--- START ---
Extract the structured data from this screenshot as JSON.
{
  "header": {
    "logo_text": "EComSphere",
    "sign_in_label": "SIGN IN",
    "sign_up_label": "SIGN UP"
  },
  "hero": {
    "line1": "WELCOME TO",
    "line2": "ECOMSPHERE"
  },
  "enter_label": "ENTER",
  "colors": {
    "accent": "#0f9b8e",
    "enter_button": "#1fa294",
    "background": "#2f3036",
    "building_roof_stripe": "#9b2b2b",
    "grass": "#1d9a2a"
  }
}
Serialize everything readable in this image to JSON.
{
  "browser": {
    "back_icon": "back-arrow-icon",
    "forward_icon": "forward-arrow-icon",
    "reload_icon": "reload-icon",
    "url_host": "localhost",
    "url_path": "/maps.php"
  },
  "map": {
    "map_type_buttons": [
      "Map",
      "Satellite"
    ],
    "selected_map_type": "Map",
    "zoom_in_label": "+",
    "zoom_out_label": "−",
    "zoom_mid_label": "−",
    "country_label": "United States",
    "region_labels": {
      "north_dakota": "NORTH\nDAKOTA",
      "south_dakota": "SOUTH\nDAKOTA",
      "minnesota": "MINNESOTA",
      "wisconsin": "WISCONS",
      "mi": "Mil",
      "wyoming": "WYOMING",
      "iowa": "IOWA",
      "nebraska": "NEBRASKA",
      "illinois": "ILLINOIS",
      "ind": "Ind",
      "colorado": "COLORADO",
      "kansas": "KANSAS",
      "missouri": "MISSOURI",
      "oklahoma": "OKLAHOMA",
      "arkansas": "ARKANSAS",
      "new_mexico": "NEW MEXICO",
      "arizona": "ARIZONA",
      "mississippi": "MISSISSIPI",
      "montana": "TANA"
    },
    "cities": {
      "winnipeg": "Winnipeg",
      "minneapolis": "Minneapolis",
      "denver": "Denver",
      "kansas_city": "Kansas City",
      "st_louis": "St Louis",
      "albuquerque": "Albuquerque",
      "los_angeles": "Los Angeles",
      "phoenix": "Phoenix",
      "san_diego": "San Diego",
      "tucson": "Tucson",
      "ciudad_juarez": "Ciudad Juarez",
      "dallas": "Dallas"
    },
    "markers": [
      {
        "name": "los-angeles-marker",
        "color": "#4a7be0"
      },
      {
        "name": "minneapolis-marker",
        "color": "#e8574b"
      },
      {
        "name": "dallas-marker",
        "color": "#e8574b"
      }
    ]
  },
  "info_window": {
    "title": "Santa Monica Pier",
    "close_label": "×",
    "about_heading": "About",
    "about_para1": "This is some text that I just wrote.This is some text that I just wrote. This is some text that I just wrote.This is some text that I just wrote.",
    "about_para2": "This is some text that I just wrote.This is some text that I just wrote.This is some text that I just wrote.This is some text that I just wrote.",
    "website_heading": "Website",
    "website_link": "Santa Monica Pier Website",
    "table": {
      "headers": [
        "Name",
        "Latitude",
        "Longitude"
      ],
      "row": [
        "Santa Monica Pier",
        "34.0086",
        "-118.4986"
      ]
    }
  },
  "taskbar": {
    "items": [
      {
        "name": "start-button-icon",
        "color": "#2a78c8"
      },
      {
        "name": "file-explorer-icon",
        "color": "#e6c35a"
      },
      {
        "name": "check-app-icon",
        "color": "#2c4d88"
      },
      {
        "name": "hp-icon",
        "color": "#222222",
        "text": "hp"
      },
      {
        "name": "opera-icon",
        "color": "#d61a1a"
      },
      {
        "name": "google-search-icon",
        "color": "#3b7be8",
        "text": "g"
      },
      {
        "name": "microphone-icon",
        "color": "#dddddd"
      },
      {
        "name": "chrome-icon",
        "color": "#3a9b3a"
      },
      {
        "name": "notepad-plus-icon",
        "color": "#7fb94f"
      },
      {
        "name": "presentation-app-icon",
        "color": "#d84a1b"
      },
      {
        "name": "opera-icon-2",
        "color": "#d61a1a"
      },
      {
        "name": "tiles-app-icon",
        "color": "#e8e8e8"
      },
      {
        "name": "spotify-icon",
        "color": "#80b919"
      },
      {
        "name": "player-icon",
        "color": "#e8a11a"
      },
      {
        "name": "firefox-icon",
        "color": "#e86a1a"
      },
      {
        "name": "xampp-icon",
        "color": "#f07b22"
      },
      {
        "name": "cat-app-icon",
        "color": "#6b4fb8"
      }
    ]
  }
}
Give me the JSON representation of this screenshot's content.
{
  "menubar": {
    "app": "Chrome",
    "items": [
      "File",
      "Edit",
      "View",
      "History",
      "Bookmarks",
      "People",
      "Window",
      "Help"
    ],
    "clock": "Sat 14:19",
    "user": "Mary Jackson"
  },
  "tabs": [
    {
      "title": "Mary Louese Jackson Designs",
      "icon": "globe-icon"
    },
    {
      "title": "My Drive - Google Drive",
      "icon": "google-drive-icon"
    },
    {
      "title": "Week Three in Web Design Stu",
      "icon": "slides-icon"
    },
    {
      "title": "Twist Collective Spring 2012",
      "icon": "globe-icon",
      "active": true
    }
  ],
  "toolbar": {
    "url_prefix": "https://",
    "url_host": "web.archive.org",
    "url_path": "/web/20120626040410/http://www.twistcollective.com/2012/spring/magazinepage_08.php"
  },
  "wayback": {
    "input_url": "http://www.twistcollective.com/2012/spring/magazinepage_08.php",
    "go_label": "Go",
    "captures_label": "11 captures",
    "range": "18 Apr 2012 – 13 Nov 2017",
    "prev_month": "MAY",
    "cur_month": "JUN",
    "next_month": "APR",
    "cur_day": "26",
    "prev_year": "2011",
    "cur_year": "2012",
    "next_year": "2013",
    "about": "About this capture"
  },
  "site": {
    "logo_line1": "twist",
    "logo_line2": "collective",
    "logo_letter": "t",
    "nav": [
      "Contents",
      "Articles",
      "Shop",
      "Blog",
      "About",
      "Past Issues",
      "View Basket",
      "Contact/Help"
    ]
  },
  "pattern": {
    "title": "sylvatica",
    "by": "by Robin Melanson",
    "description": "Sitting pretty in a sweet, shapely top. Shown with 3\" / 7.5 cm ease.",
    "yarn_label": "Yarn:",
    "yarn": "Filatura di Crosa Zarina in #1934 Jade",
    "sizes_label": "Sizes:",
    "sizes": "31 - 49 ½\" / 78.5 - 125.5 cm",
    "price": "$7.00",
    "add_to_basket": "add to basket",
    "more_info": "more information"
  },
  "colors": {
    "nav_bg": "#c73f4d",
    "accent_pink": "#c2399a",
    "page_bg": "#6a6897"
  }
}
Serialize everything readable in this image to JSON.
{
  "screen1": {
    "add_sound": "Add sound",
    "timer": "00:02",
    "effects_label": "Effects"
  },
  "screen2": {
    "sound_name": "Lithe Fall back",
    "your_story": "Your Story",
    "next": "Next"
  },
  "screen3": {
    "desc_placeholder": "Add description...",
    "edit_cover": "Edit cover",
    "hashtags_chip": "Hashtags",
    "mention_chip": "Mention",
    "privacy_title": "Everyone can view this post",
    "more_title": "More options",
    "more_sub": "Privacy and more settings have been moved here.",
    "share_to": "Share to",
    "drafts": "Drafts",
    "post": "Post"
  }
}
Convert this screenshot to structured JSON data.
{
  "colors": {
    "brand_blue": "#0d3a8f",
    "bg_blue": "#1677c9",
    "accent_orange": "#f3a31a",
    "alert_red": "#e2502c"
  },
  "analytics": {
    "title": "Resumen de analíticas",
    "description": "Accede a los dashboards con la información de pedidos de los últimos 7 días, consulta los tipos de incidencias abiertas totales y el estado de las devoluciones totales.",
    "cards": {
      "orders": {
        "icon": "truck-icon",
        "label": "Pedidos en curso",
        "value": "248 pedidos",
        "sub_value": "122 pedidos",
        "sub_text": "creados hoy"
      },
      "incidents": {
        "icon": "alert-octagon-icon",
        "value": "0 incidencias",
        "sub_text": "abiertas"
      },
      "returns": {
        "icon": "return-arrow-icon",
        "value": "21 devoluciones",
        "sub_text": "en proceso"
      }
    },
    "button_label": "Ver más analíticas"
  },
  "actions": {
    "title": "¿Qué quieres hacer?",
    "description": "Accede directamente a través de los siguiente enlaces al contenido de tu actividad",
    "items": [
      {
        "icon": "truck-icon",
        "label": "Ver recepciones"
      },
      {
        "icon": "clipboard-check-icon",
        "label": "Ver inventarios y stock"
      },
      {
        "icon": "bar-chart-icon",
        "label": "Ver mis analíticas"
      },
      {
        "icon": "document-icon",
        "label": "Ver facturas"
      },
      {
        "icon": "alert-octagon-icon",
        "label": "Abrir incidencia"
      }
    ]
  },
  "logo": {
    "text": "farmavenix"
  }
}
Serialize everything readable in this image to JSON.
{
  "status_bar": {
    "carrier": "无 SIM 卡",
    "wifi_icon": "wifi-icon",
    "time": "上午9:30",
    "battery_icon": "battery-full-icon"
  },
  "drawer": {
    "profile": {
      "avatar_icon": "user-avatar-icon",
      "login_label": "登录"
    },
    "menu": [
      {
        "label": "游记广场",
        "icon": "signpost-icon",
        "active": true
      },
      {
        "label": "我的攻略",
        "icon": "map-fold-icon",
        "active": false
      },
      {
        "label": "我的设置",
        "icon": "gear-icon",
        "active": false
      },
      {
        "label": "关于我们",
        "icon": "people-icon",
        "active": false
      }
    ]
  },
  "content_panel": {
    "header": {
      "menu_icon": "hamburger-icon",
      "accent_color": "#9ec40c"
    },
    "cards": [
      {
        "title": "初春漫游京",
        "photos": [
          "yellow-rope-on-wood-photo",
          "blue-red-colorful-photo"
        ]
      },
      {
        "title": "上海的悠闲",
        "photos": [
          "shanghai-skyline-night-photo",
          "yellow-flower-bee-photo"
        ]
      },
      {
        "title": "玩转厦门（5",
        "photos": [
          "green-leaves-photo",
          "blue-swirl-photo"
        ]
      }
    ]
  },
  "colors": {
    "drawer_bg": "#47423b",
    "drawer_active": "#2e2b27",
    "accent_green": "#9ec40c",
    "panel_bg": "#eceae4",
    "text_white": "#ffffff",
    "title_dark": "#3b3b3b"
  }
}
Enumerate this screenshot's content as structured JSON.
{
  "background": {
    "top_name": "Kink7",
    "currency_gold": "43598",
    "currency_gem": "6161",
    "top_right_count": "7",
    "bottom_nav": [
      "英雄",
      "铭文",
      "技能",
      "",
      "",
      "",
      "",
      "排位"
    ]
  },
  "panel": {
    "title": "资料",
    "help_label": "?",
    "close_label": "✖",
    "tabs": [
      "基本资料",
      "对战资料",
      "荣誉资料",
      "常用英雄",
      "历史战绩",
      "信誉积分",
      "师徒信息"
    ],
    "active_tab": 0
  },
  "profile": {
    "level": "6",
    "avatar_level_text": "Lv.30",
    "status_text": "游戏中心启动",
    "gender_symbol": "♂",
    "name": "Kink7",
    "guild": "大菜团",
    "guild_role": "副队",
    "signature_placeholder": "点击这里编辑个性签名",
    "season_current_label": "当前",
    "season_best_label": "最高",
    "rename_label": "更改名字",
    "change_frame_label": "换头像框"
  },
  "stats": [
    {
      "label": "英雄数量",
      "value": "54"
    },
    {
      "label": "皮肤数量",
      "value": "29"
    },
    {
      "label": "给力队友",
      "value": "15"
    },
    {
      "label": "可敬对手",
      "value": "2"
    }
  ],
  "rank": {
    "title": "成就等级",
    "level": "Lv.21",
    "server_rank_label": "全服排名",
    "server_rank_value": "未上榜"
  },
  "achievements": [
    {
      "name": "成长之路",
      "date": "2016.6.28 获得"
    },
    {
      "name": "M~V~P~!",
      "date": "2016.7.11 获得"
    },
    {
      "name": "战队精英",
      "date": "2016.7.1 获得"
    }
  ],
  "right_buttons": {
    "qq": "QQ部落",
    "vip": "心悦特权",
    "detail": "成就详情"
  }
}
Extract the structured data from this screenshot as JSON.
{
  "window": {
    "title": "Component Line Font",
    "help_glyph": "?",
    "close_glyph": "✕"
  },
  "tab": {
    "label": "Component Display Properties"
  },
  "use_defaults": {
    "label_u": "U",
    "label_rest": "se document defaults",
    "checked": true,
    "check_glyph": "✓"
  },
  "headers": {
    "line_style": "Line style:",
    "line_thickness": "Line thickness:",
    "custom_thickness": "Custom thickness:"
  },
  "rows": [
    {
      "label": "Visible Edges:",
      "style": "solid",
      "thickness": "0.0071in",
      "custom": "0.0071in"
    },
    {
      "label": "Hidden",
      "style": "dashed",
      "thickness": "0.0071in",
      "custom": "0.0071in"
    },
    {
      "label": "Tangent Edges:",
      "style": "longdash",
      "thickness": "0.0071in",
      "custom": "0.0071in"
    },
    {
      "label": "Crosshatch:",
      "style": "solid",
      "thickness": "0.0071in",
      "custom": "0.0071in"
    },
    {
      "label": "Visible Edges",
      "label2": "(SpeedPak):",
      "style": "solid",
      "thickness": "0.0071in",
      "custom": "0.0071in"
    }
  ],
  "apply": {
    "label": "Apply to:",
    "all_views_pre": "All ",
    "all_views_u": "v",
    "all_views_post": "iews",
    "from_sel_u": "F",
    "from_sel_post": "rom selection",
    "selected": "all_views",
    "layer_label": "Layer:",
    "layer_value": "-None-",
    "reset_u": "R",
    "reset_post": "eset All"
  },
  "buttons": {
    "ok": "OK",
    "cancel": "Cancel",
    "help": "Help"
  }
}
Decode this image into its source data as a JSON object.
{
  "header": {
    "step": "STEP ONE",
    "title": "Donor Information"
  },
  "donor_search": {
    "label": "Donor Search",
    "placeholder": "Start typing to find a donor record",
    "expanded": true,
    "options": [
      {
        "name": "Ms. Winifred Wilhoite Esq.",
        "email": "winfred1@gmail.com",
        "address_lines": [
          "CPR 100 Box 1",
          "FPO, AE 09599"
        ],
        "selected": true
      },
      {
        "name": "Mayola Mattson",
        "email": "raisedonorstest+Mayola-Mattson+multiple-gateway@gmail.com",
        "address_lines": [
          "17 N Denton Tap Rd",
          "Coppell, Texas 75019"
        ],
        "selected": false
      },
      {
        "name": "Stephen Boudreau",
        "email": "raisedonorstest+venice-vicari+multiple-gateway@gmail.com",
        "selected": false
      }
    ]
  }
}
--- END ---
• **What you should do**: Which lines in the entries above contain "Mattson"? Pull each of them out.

• **Response below**:
        "name": "Mayola Mattson",
        "email": "raisedonorstest+Mayola-Mattson+multiple-gateway@gmail.com",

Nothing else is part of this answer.